[Data extracted from a collection]
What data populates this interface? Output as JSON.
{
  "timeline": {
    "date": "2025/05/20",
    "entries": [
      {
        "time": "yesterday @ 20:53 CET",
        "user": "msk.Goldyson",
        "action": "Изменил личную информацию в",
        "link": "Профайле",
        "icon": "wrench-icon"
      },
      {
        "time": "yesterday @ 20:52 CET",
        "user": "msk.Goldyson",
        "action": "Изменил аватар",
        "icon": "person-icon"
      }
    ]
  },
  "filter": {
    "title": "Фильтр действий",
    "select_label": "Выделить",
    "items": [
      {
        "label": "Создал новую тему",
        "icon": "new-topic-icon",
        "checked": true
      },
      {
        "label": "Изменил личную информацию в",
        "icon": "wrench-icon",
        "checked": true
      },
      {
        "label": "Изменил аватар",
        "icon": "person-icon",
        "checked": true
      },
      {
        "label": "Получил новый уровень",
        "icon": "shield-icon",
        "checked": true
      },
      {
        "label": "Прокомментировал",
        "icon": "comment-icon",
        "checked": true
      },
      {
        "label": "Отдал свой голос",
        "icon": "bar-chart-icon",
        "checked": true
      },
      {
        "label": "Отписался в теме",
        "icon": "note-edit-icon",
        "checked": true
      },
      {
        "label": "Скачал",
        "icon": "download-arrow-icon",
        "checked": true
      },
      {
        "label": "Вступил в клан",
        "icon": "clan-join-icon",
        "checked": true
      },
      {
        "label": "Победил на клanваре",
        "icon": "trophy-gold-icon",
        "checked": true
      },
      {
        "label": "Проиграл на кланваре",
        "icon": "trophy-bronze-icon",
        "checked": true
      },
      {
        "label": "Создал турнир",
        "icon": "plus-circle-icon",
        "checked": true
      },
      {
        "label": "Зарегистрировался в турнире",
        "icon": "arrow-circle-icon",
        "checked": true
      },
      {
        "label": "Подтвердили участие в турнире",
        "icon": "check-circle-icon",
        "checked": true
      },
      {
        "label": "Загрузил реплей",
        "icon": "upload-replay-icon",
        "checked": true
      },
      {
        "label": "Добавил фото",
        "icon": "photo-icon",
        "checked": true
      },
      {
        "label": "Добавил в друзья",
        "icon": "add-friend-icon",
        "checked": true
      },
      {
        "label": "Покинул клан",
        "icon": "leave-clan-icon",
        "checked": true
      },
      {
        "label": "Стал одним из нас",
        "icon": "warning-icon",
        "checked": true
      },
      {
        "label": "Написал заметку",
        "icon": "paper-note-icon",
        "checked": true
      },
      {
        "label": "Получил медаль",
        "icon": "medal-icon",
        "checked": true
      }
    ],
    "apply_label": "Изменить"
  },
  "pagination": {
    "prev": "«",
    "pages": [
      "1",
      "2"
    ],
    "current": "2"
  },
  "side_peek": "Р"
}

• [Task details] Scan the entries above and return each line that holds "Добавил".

• [Problem solution]
        "label": "Добавил фото",
        "label": "Добавил в друзья",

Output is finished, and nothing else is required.